Tom Lamczyk wakes up every morning to take Bus 93 from Tara Plaza to work at Union Pacific in downtown Omaha.
However, that may no longer be an option if the cities of Papillion and La Vista decide to pull funding from Sarpy County’s only bus route.
Funding wasn’t included in a 2013-14 budget proposal presented Tuesday to the Papillion City Council. The 2012-13 budget included a $7,000 contribution, said Community Relations Coordinator Darren Carlson. The total annual cost of the route is about $20,000.
Under the proposal, Papillion would still offer specialized transportation for residents who need it, Carlson said.
Metro transit’s Tri-Communities Express runs weekdays from downtown Omaha, through Ralston, La Vista and Papillion toward the Sarpy County Courthouse on Highway 370. In 1974, the cities signed a service agreement in which the cost of Route 93 would be split three ways.
Metro Executive Director Curt Simon said he’s had discussions with the cities about “streamlining” the route down 84th Street, but a resolution hadn’t been reached. A meeting with La Vista, Ralston and Papillion about the future of Route 93 revealed an average ridership of seven people per bus.
“It’s certainly understandable the cities and municipalities have budget constraints they have to meet,” Simon said. “It’d be nice to find some way to salvage it.”
Lamczyk said bus ridership has declined because several loops along the route in La Vista cause an inconvenience for those who take the bus to Omaha or Highway 370.
“The demographics have changed, and now it’s its own worst enemy,” Lamczyk said. “I’m looking for an express bus, not a looping bus through La Vista.”
In Douglas County, Ralston officials are looking for a sign from Papillion or La Vista before pulling funds.
“I’d like to keep it the way it’s going,” said Ralston Mayor Don Groesser. “If everyone jumps out, I’m going to have to evaluate it.”
La Vista has not included funding for Route 93 as part of its budget for the next fiscal year, said La Vista Community Relations Coordinator Mitch Beaumont. A cut, however, would first require city council approval during the third reading of the proposed budget on Sept. 3. La Vista pays $8,600 per year for Route 93.
The setup wasn’t working for La Vista because Metro transit’s costs have increased over the years, Beaumont said.
Metro recommended changing the route to a park-and-ride style, where commuters drive their vehicles near a bus stop and take the bus to their destination.
La Vista will likely look at the results of Heartland Connections 2050 before making any future changes to transit funding beyond the proposed cuts to Route 93. Heartland Connections 2050 is a joint effort between the Metropolitan Area Planning Agency and Metro transit that will provide a plan through 2050.

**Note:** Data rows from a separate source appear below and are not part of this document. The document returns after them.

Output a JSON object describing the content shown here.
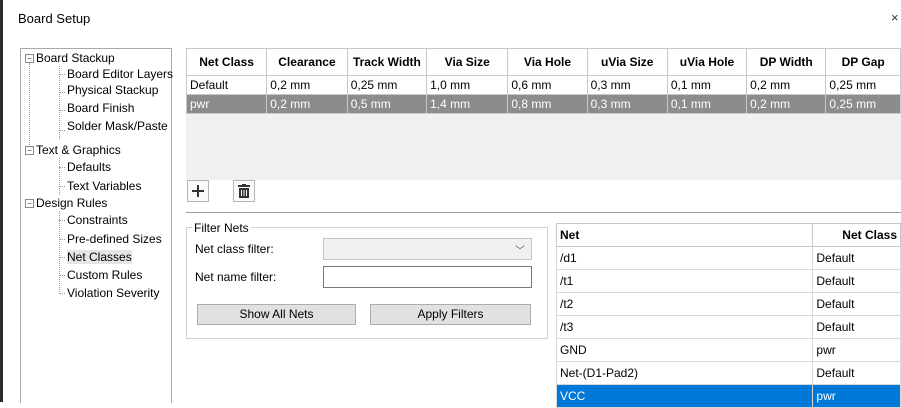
{
  "window": {
    "title": "Board Setup",
    "close_label": "×"
  },
  "tree": {
    "groups": [
      {
        "label": "Board Stackup",
        "items": [
          "Board Editor Layers",
          "Physical Stackup",
          "Board Finish",
          "Solder Mask/Paste"
        ]
      },
      {
        "label": "Text & Graphics",
        "items": [
          "Defaults",
          "Text Variables"
        ]
      },
      {
        "label": "Design Rules",
        "items": [
          "Constraints",
          "Pre-defined Sizes",
          "Net Classes",
          "Custom Rules",
          "Violation Severity"
        ]
      }
    ],
    "selected": "Net Classes"
  },
  "netclasses": {
    "columns": [
      "Net Class",
      "Clearance",
      "Track Width",
      "Via Size",
      "Via Hole",
      "uVia Size",
      "uVia Hole",
      "DP Width",
      "DP Gap"
    ],
    "rows": [
      [
        "Default",
        "0,2 mm",
        "0,25 mm",
        "1,0 mm",
        "0,6 mm",
        "0,3 mm",
        "0,1 mm",
        "0,2 mm",
        "0,25 mm"
      ],
      [
        "pwr",
        "0,2 mm",
        "0,5 mm",
        "1,4 mm",
        "0,8 mm",
        "0,3 mm",
        "0,1 mm",
        "0,2 mm",
        "0,25 mm"
      ]
    ],
    "selected_row": 1
  },
  "toolbar": {
    "add_icon": "plus-icon",
    "delete_icon": "trash-icon"
  },
  "filter": {
    "group_title": "Filter Nets",
    "class_filter_label": "Net class filter:",
    "class_filter_value": "",
    "name_filter_label": "Net name filter:",
    "name_filter_value": "",
    "show_all_label": "Show All Nets",
    "apply_label": "Apply Filters"
  },
  "nets": {
    "columns": [
      "Net",
      "Net Class"
    ],
    "rows": [
      [
        "/d1",
        "Default"
      ],
      [
        "/t1",
        "Default"
      ],
      [
        "/t2",
        "Default"
      ],
      [
        "/t3",
        "Default"
      ],
      [
        "GND",
        "pwr"
      ],
      [
        "Net-(D1-Pad2)",
        "Default"
      ],
      [
        "VCC",
        "pwr"
      ]
    ],
    "selected_row": 6
  }
}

La Vista officials said public transportation is still a need in the city because it is home to several large employers, but there haven’t been enough efforts to expand suburban transportation options, Beaumont said.
In 2012, about 7,800 people used the route.

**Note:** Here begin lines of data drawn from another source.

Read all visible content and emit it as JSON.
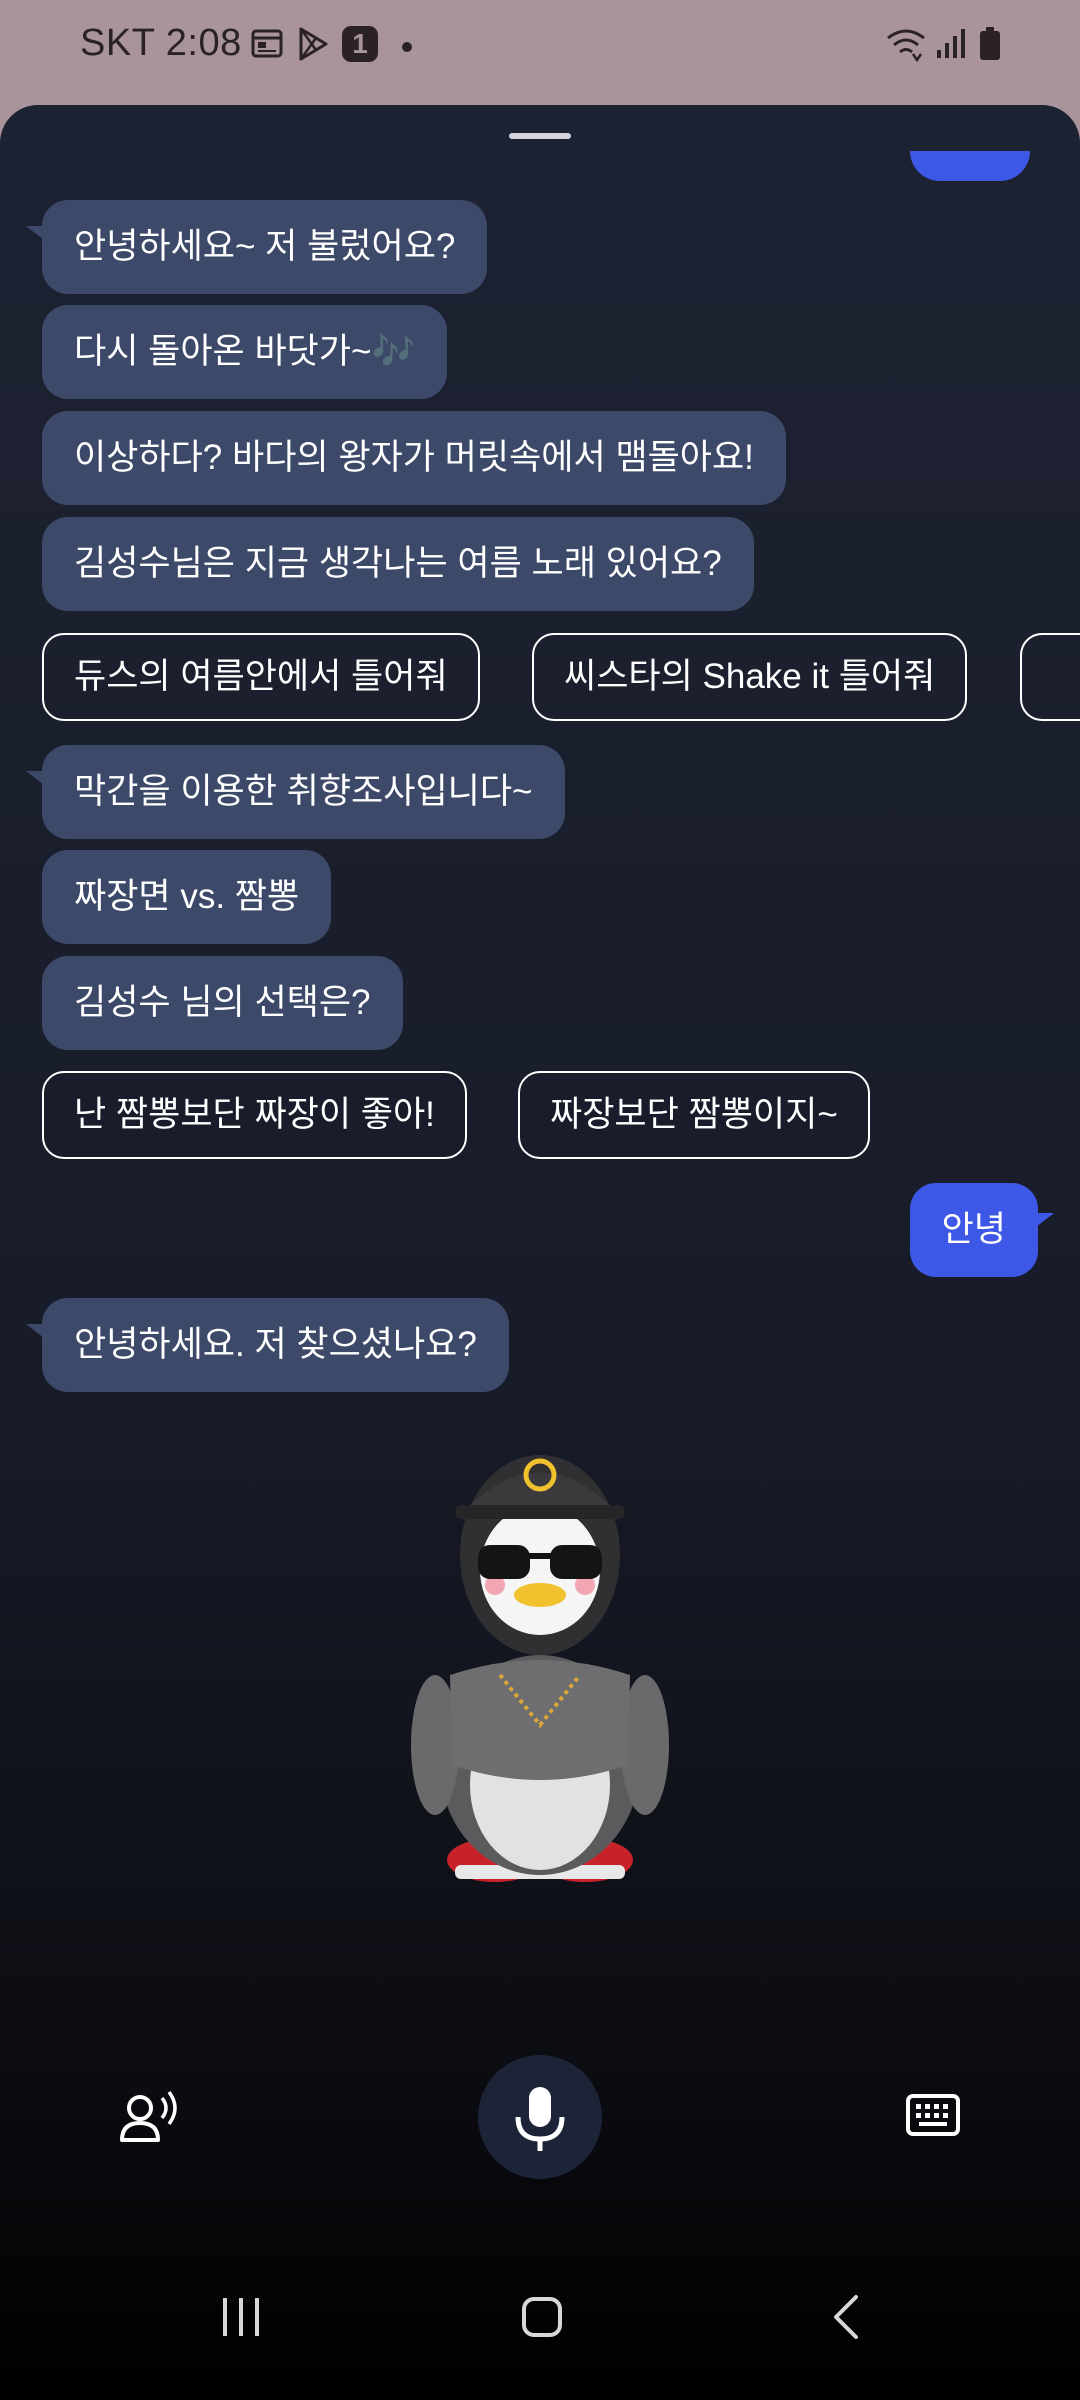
{
  "status_bar": {
    "time": "SKT 2:08",
    "left_icons": [
      "calendar-icon",
      "play-store-icon",
      "badge-1-icon"
    ],
    "badge_text": "1",
    "right_icons": [
      "wifi-icon",
      "signal-icon",
      "battery-icon"
    ]
  },
  "colors": {
    "bot_bubble": "#3d4968",
    "user_bubble": "#3d58e6",
    "sheet_bg": "#1d2232",
    "status_bg": "#a8949a"
  },
  "chat": {
    "bot_group_1": [
      "안녕하세요~ 저 불렀어요?",
      "다시 돌아온 바닷가~🎶",
      "이상하다? 바다의 왕자가 머릿속에서 맴돌아요!",
      "김성수님은 지금 생각나는 여름 노래 있어요?"
    ],
    "chips_1": [
      "듀스의 여름안에서 틀어줘",
      "씨스타의 Shake it 틀어줘"
    ],
    "bot_group_2": [
      "막간을 이용한 취향조사입니다~",
      "짜장면 vs. 짬뽕",
      "김성수 님의 선택은?"
    ],
    "chips_2": [
      "난 짬뽕보단 짜장이 좋아!",
      "짜장보단 짬뽕이지~"
    ],
    "user_message": "안녕",
    "bot_reply": "안녕하세요. 저 찾으셨나요?"
  },
  "bottom_bar": {
    "left": "voice-settings-icon",
    "center": "microphone-icon",
    "right": "keyboard-icon"
  },
  "nav_bar": [
    "recent-apps-icon",
    "home-icon",
    "back-icon"
  ]
}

La Vista, in partnership with Ralston, offers a specialized bus service for seniors and those with disabilities. The service wouldn’t be affected under the proposed budget.
If Route 93 is dissolved, he recommended Route 96 as an alternative for commuters. The route runs from 84th and Q streets south toward Park Drive and west toward 108th and Madison streets.

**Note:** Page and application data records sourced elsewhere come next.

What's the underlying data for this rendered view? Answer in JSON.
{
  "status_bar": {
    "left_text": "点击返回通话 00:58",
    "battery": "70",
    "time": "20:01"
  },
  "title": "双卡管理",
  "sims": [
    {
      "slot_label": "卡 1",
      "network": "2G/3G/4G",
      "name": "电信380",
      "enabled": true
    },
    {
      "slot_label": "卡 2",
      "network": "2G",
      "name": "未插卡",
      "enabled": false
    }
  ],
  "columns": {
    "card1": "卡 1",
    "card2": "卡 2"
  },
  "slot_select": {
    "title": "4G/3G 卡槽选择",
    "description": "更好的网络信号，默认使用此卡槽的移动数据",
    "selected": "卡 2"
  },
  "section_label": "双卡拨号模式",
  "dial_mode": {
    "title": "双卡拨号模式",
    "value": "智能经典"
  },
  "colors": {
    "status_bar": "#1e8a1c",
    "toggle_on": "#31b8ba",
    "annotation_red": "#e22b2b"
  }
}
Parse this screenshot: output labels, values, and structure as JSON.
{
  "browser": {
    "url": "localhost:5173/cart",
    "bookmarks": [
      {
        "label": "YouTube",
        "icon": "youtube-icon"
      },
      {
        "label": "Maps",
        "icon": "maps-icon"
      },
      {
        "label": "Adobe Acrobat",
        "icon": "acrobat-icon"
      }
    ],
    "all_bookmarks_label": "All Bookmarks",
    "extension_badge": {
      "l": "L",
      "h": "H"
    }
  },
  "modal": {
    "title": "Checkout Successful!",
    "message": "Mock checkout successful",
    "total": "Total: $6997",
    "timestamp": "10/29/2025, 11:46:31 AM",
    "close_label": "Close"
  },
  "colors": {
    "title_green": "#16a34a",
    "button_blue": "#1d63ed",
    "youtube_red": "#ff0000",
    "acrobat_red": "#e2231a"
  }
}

Simon also said the absence of a public route would be a huge loss to area residents.
“When something gets discontinued, it’s somewhat of a blow to them,” Simon said.
Robert Dworkin has commuted to downtown Omaha for 12 years via bus from his Papillion home. He said nixing the Sarpy County bus route would be a shortsighted decision that would send the wrong signal about the cities.
“Those little towns should be ashamed of themselves because they should be promoting mass transit and not eliminating it,” he said. “In Papillion, Ralston and La Vista, we don’t have the mass transit requirement that big cities like Chicago, New York and L.A. do. Does it make sense to go backward in time and eliminate the mass transit systems in these communities? No. No, it doesn’t.”